» Action item
Match the word "text". Return each line of the data below where it appears.

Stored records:
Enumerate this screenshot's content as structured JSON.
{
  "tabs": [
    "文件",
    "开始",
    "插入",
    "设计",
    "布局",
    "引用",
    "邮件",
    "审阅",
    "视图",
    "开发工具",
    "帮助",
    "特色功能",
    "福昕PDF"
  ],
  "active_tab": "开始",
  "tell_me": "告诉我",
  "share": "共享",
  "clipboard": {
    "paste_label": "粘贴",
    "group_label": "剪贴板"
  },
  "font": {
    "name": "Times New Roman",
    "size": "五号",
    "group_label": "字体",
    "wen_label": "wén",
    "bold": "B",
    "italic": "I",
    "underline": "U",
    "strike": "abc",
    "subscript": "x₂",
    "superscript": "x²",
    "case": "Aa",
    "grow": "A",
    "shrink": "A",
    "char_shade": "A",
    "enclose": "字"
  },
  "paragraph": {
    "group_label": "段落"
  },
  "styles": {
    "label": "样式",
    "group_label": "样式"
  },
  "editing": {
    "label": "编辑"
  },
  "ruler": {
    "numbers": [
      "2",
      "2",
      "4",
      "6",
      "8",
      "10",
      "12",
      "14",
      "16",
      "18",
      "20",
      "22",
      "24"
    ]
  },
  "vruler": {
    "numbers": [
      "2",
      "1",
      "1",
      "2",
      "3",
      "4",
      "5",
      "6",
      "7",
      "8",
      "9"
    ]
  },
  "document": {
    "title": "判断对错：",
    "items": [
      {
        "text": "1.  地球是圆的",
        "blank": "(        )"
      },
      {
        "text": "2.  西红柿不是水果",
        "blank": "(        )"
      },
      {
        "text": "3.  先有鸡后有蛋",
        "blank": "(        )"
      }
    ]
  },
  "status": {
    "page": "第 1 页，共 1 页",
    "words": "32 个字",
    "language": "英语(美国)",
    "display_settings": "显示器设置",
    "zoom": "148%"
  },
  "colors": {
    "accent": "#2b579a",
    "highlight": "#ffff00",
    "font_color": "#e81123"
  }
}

» Exercise response
        "text": "1.  地球是圆的",
        "text": "2.  西红柿不是水果",
        "text": "3.  先有鸡后有蛋",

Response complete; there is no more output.